Oprah: You don't have to do very much these days to be a star.
Jay: What do you mean?
Oprah: Compare the days of Elizabeth Taylor with what we have now—you can be marketed to appear to be a star, even if you don't have a hit song or movie.
Jay: And attention spans are much shorter now. I contend that you cannot give people all the news of the world in 22 minutes. When I was a kid, Walter Cronkite would do the news, then Eric Sevareid would explain the background story. Now you see an Israeli bus being blown up, and across the bottom of the screen there's a crawl saying JENNIFER LOPEZ TO MARRY BEN AFFLECK. What? Jennifer Lopez is marrying Ben Affleck on a blown-up bus in Israel? There's so much happening that you don't know what to focus on.
Oprah: Yes. Getting back to this idea of stars coming and going, I remember seeing a magazine cover of Arsenio Hall saying I'M GONNA KICK JAY LENO'S ASS.
Jay: Oh, yeah—that was funny.
Oprah: You thought that was funny? I didn't.
Jay: Even when Arsenio and I were battling, we'd call each other up to yell and end up making each other laugh. There's really only a dozen or so people doing this kind of thing who understand exactly what's involved and can share your experiences. I always knew Arsenio and I would be friends. I just let that cover go. It's publicity. And when he had his show, both of us had agents and PR people who were allegedly working for our best interests, so a lot of the stuff wouldn't come directly from us.
Oprah: Come on, Jay—you weren't upset for one minute?
Jay: Oh, sure, I was upset at first. But I knew we would be friends again. I remember when Arsenio was on the air for about a week, he said, "This show's gonna be about funk and music—and you're not gonna see Barry Manilow's ass on here." Applause. Cut to a few months later, and Arsenio is sitting there saying, "Barry, your Christmas album is..." Around the time when he was out there with this "I'm gonna kick Jay's ass" stuff I called Arsenio and said, "Didn't you say I wouldn't be seeing Barry Manilow?" We both laughed.

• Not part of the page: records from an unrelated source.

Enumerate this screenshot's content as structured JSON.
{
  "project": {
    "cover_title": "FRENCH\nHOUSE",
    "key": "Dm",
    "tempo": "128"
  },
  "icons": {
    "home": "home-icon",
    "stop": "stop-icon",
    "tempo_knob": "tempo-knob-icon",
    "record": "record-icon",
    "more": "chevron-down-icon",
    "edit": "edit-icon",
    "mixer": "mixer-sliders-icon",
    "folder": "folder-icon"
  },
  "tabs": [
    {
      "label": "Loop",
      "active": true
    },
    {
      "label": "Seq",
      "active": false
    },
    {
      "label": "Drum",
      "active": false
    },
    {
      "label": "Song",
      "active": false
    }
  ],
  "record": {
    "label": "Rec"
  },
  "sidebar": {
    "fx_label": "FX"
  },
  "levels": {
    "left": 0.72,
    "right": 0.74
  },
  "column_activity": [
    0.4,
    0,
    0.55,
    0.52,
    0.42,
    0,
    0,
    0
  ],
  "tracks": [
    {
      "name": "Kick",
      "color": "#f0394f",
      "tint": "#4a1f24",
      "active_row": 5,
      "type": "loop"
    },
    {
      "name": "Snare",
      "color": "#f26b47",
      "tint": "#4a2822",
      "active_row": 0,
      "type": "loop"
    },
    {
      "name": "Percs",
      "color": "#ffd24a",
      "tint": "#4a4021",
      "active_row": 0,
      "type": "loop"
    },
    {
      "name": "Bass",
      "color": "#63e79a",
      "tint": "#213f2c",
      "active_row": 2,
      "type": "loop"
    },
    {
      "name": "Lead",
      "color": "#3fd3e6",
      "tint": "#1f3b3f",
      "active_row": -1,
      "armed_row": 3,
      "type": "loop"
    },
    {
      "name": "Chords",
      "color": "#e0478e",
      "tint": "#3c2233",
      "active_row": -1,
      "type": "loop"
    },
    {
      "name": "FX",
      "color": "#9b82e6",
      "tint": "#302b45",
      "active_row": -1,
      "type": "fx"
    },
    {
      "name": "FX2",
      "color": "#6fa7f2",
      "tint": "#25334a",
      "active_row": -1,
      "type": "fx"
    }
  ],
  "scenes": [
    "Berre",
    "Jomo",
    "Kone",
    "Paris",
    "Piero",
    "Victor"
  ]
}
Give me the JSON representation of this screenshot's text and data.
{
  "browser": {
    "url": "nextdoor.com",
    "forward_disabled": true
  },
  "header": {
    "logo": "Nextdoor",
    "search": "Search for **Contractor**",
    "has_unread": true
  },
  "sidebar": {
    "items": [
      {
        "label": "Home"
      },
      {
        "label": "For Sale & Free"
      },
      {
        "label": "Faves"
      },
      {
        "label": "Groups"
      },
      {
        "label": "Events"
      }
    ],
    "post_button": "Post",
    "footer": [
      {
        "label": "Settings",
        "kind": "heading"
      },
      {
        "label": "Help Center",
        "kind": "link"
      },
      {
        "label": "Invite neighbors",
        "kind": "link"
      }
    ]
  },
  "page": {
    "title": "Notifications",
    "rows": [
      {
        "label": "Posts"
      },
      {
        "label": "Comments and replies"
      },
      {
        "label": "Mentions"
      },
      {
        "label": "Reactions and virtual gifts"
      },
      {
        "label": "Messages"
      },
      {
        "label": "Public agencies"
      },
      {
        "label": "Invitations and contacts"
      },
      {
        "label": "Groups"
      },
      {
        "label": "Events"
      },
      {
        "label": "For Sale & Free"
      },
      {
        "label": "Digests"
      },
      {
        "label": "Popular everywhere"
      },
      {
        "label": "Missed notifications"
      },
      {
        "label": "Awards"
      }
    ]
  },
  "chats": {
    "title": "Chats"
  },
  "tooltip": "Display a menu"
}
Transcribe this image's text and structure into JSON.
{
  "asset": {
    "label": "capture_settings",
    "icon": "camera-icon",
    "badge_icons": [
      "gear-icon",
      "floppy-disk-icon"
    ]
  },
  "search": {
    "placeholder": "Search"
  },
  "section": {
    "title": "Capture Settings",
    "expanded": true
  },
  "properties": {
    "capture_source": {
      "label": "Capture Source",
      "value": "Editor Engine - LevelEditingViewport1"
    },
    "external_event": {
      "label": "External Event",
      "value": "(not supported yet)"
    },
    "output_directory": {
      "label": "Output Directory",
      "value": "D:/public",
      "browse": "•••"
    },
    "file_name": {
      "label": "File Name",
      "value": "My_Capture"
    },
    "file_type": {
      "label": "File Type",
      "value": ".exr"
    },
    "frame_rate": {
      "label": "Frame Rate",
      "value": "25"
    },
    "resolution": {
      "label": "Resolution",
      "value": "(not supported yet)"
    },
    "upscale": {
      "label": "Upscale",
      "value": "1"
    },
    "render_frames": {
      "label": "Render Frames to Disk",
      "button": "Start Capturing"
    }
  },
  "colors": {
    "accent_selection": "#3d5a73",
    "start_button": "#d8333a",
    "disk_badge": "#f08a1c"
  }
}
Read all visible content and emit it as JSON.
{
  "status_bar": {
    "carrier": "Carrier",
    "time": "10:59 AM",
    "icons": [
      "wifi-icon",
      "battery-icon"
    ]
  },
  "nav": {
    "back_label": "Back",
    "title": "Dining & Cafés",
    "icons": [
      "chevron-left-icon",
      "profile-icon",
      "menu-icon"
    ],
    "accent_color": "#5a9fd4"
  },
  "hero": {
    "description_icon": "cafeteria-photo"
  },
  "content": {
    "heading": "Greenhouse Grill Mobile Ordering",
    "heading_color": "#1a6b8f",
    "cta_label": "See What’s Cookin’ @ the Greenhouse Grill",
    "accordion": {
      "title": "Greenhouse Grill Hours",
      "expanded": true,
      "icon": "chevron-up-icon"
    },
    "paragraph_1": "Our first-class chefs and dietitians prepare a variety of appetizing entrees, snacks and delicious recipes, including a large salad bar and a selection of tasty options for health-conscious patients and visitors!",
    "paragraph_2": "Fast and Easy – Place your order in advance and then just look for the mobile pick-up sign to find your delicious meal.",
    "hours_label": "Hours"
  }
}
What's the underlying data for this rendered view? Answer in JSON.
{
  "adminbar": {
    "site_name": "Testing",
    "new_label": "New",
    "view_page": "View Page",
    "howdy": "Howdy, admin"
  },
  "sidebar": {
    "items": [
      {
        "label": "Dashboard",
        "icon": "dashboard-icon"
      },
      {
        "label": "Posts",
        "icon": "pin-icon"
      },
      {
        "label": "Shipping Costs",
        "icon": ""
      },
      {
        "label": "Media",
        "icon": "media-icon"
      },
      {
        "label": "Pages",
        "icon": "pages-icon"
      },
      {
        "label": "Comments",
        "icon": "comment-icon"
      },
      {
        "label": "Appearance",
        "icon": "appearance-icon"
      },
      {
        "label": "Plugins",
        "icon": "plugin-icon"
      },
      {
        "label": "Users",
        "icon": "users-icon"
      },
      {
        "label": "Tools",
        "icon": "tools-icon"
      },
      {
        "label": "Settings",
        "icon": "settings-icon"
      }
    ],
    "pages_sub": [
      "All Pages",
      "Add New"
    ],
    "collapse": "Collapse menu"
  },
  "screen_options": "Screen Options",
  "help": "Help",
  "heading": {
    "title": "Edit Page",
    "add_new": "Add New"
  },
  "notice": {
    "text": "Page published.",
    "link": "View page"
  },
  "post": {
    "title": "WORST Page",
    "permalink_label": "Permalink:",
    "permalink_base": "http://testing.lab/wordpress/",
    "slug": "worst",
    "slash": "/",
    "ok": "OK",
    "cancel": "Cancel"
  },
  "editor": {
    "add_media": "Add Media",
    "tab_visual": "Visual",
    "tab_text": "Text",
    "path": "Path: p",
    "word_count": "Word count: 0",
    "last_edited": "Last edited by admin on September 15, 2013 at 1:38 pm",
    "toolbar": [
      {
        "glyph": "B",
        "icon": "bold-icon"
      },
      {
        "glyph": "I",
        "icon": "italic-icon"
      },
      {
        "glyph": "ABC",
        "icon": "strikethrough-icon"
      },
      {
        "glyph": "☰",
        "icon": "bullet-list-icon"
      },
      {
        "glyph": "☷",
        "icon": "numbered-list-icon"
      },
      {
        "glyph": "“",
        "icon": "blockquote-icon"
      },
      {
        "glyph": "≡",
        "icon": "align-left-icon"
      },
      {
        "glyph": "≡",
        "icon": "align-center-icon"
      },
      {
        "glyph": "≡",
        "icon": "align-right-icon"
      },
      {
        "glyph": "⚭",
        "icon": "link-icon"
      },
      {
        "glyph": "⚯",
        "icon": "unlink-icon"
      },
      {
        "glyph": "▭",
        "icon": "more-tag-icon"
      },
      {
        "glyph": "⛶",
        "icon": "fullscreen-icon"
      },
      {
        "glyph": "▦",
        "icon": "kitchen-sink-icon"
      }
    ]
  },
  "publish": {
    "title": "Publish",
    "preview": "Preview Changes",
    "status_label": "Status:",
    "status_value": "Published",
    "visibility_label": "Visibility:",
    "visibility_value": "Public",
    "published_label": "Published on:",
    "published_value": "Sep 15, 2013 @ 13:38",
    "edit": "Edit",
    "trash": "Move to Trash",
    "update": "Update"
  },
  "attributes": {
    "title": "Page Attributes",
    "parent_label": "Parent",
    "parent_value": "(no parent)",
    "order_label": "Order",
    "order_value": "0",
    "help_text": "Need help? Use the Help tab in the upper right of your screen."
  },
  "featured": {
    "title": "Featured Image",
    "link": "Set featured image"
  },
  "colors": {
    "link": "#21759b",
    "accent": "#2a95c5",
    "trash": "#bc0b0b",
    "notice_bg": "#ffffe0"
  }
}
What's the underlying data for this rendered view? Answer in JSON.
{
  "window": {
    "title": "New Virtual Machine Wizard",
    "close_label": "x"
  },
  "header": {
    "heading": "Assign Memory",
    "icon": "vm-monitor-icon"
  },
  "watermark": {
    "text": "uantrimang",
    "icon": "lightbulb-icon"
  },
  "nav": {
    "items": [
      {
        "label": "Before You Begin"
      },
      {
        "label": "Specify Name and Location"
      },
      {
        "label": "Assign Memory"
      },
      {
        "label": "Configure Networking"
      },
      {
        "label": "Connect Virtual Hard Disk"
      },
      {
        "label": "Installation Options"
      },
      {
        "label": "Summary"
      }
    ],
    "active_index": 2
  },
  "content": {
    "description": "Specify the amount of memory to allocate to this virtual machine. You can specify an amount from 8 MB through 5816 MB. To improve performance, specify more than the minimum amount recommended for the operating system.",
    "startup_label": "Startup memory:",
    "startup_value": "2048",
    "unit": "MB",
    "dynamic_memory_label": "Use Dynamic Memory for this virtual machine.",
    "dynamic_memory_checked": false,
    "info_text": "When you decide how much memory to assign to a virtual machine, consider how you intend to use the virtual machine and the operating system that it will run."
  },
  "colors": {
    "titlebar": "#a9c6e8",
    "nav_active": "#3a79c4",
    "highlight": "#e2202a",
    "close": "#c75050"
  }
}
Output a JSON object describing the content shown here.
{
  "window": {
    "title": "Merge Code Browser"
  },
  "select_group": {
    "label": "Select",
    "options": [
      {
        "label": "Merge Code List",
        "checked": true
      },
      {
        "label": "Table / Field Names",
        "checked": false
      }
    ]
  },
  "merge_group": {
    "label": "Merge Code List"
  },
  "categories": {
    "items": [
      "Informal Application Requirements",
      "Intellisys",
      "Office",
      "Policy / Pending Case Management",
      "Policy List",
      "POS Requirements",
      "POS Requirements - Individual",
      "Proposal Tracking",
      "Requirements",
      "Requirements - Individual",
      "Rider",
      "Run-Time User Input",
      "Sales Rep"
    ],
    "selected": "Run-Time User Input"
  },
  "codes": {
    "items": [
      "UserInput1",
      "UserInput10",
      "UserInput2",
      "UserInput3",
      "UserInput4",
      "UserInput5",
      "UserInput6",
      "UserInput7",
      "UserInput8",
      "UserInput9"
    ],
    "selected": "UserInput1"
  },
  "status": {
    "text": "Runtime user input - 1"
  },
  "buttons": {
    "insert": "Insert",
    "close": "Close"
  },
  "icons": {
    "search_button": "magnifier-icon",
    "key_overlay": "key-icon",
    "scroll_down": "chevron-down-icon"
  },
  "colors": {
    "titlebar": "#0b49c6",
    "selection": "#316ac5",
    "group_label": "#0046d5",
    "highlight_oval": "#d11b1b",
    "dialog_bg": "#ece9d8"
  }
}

I said, "Okay, well, keep kicking my ass." You cannot be mad at somebody who makes you laugh—it's as simple as that. There are other comics I don't trust, but I still find them amusing. Like anything else, comedy can be addictive.